[WORK REQUEST]:
Reproduce the whole of the records exactly, and make sure no picture is carried into the result.

[SOURCE DATA]:
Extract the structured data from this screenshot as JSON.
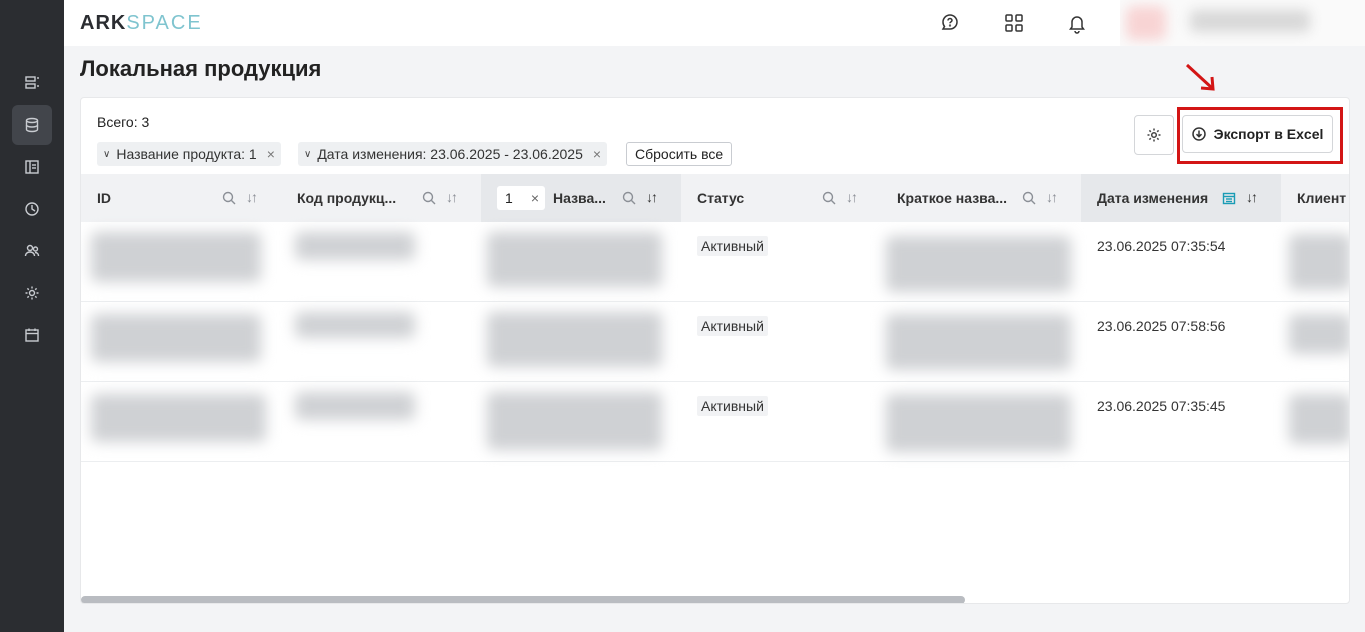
{
  "app": {
    "logo_ark": "ARK",
    "logo_space": "SPACE"
  },
  "sidebar": {
    "items": [
      {
        "icon": "list-icon"
      },
      {
        "icon": "database-icon",
        "active": true
      },
      {
        "icon": "layout-icon"
      },
      {
        "icon": "clock-icon"
      },
      {
        "icon": "users-icon"
      },
      {
        "icon": "gear-icon"
      },
      {
        "icon": "calendar-icon"
      }
    ]
  },
  "header": {
    "icons": [
      "help-chat-icon",
      "apps-grid-icon",
      "bell-icon"
    ]
  },
  "page": {
    "title": "Локальная продукция"
  },
  "summary": {
    "total": "Всего: 3"
  },
  "filters": [
    {
      "label": "Название продукта: 1"
    },
    {
      "label": "Дата изменения: 23.06.2025 - 23.06.2025"
    }
  ],
  "toolbar": {
    "reset_label": "Сбросить все",
    "export_label": "Экспорт в Excel"
  },
  "table": {
    "columns": [
      {
        "label": "ID"
      },
      {
        "label": "Код продукц..."
      },
      {
        "label": "Назва...",
        "filter_value": "1"
      },
      {
        "label": "Статус"
      },
      {
        "label": "Краткое назва..."
      },
      {
        "label": "Дата изменения"
      },
      {
        "label": "Клиент"
      }
    ],
    "rows": [
      {
        "status": "Активный",
        "date": "23.06.2025 07:35:54"
      },
      {
        "status": "Активный",
        "date": "23.06.2025 07:58:56"
      },
      {
        "status": "Активный",
        "date": "23.06.2025 07:35:45"
      }
    ]
  },
  "colors": {
    "accent": "#7fc4cf",
    "highlight": "#d31515",
    "rail": "#2b2d31"
  }
}
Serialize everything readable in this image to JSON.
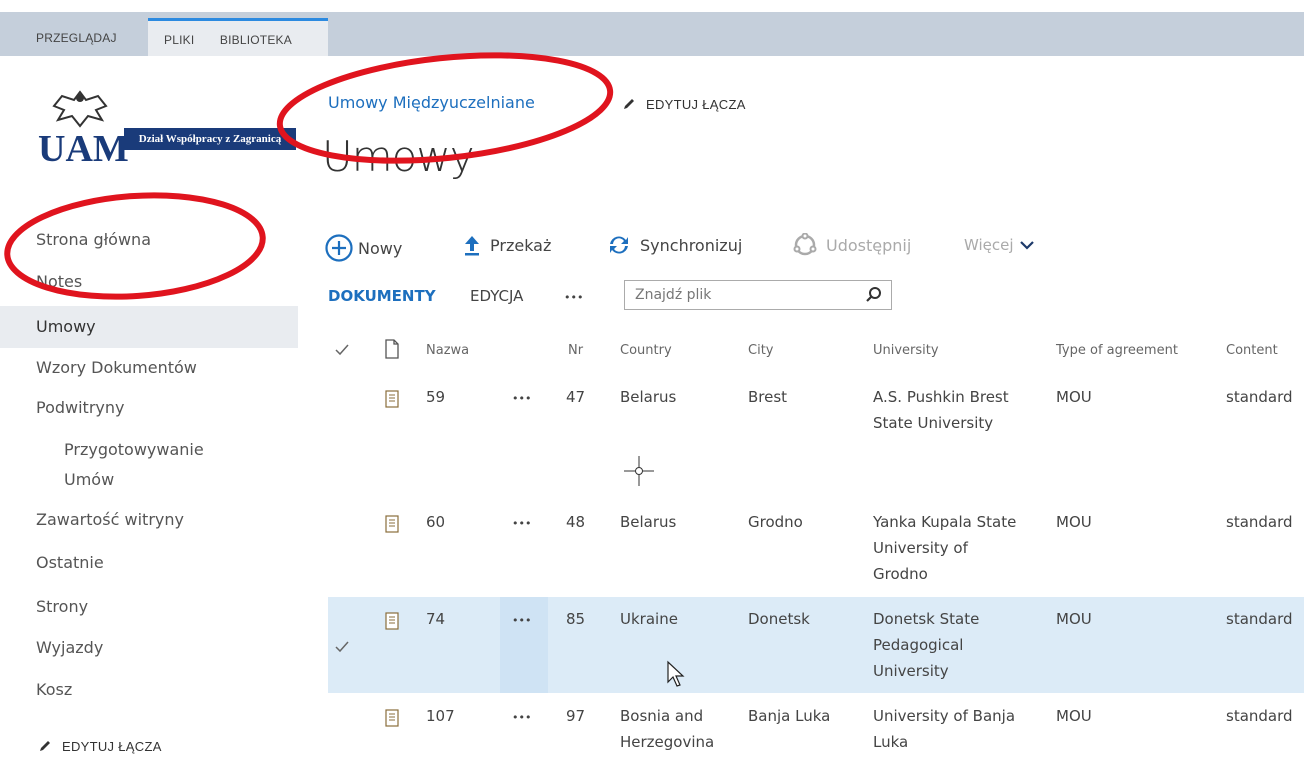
{
  "ribbon": {
    "tabs": [
      "PRZEGLĄDAJ",
      "PLIKI",
      "BIBLIOTEKA"
    ]
  },
  "logo": {
    "band_text": "Dział Współpracy z Zagranicą",
    "mark": "UAM"
  },
  "nav": {
    "items": [
      "Strona główna",
      "Notes",
      "Umowy",
      "Wzory Dokumentów",
      "Podwitryny",
      "Przygotowywanie",
      "Umów",
      "Zawartość witryny",
      "Ostatnie",
      "Strony",
      "Wyjazdy",
      "Kosz"
    ],
    "edit_links": "EDYTUJ ŁĄCZA"
  },
  "header": {
    "breadcrumb": "Umowy Międzyuczelniane",
    "edit_links": "EDYTUJ ŁĄCZA",
    "title": "Umowy"
  },
  "commands": {
    "new": "Nowy",
    "upload": "Przekaż",
    "sync": "Synchronizuj",
    "share": "Udostępnij",
    "more": "Więcej"
  },
  "views": {
    "documents": "DOKUMENTY",
    "edit": "EDYCJA",
    "ellipsis": "•••"
  },
  "search": {
    "placeholder": "Znajdź plik"
  },
  "table": {
    "columns": [
      "Nazwa",
      "Nr",
      "Country",
      "City",
      "University",
      "Type of agreement",
      "Content"
    ],
    "rows": [
      {
        "name": "59",
        "nr": "47",
        "country": "Belarus",
        "city": "Brest",
        "univ1": "A.S. Pushkin Brest",
        "univ2": "State University",
        "univ3": "",
        "type": "MOU",
        "content": "standard"
      },
      {
        "name": "60",
        "nr": "48",
        "country": "Belarus",
        "city": "Grodno",
        "univ1": "Yanka Kupala State",
        "univ2": "University of",
        "univ3": "Grodno",
        "type": "MOU",
        "content": "standard"
      },
      {
        "name": "74",
        "nr": "85",
        "country": "Ukraine",
        "city": "Donetsk",
        "univ1": "Donetsk State",
        "univ2": "Pedagogical",
        "univ3": "University",
        "type": "MOU",
        "content": "standard"
      },
      {
        "name": "107",
        "nr": "97",
        "country": "Bosnia and",
        "country2": "Herzegovina",
        "city": "Banja Luka",
        "univ1": "University of Banja",
        "univ2": "Luka",
        "univ3": "",
        "type": "MOU",
        "content": "standard"
      }
    ],
    "ellipsis": "•••"
  },
  "colors": {
    "accent": "#1d6fbe",
    "ribbon": "#c5cfdb",
    "selected_row": "#dcebf7",
    "annotation": "#e0141e"
  }
}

[ANSWER TO THIS PROBLEM]:
Extract the structured data from this screenshot as JSON.
{
  "app": {
    "logo_ark": "ARK",
    "logo_space": "SPACE"
  },
  "sidebar": {
    "items": [
      {
        "icon": "list-icon"
      },
      {
        "icon": "database-icon",
        "active": true
      },
      {
        "icon": "layout-icon"
      },
      {
        "icon": "clock-icon"
      },
      {
        "icon": "users-icon"
      },
      {
        "icon": "gear-icon"
      },
      {
        "icon": "calendar-icon"
      }
    ]
  },
  "header": {
    "icons": [
      "help-chat-icon",
      "apps-grid-icon",
      "bell-icon"
    ]
  },
  "page": {
    "title": "Локальная продукция"
  },
  "summary": {
    "total": "Всего: 3"
  },
  "filters": [
    {
      "label": "Название продукта: 1"
    },
    {
      "label": "Дата изменения: 23.06.2025 - 23.06.2025"
    }
  ],
  "toolbar": {
    "reset_label": "Сбросить все",
    "export_label": "Экспорт в Excel"
  },
  "table": {
    "columns": [
      {
        "label": "ID"
      },
      {
        "label": "Код продукц..."
      },
      {
        "label": "Назва...",
        "filter_value": "1"
      },
      {
        "label": "Статус"
      },
      {
        "label": "Краткое назва..."
      },
      {
        "label": "Дата изменения"
      },
      {
        "label": "Клиент"
      }
    ],
    "rows": [
      {
        "status": "Активный",
        "date": "23.06.2025 07:35:54"
      },
      {
        "status": "Активный",
        "date": "23.06.2025 07:58:56"
      },
      {
        "status": "Активный",
        "date": "23.06.2025 07:35:45"
      }
    ]
  },
  "colors": {
    "accent": "#7fc4cf",
    "highlight": "#d31515",
    "rail": "#2b2d31"
  }
}
Serialize everything readable in this image to JSON.
{
  "ribbon": {
    "tabs": [
      "PRZEGLĄDAJ",
      "PLIKI",
      "BIBLIOTEKA"
    ]
  },
  "logo": {
    "band_text": "Dział Współpracy z Zagranicą",
    "mark": "UAM"
  },
  "nav": {
    "items": [
      "Strona główna",
      "Notes",
      "Umowy",
      "Wzory Dokumentów",
      "Podwitryny",
      "Przygotowywanie",
      "Umów",
      "Zawartość witryny",
      "Ostatnie",
      "Strony",
      "Wyjazdy",
      "Kosz"
    ],
    "edit_links": "EDYTUJ ŁĄCZA"
  },
  "header": {
    "breadcrumb": "Umowy Międzyuczelniane",
    "edit_links": "EDYTUJ ŁĄCZA",
    "title": "Umowy"
  },
  "commands": {
    "new": "Nowy",
    "upload": "Przekaż",
    "sync": "Synchronizuj",
    "share": "Udostępnij",
    "more": "Więcej"
  },
  "views": {
    "documents": "DOKUMENTY",
    "edit": "EDYCJA",
    "ellipsis": "•••"
  },
  "search": {
    "placeholder": "Znajdź plik"
  },
  "table": {
    "columns": [
      "Nazwa",
      "Nr",
      "Country",
      "City",
      "University",
      "Type of agreement",
      "Content"
    ],
    "rows": [
      {
        "name": "59",
        "nr": "47",
        "country": "Belarus",
        "city": "Brest",
        "univ1": "A.S. Pushkin Brest",
        "univ2": "State University",
        "univ3": "",
        "type": "MOU",
        "content": "standard"
      },
      {
        "name": "60",
        "nr": "48",
        "country": "Belarus",
        "city": "Grodno",
        "univ1": "Yanka Kupala State",
        "univ2": "University of",
        "univ3": "Grodno",
        "type": "MOU",
        "content": "standard"
      },
      {
        "name": "74",
        "nr": "85",
        "country": "Ukraine",
        "city": "Donetsk",
        "univ1": "Donetsk State",
        "univ2": "Pedagogical",
        "univ3": "University",
        "type": "MOU",
        "content": "standard"
      },
      {
        "name": "107",
        "nr": "97",
        "country": "Bosnia and",
        "country2": "Herzegovina",
        "city": "Banja Luka",
        "univ1": "University of Banja",
        "univ2": "Luka",
        "univ3": "",
        "type": "MOU",
        "content": "standard"
      }
    ],
    "ellipsis": "•••"
  },
  "colors": {
    "accent": "#1d6fbe",
    "ribbon": "#c5cfdb",
    "selected_row": "#dcebf7",
    "annotation": "#e0141e"
  }
}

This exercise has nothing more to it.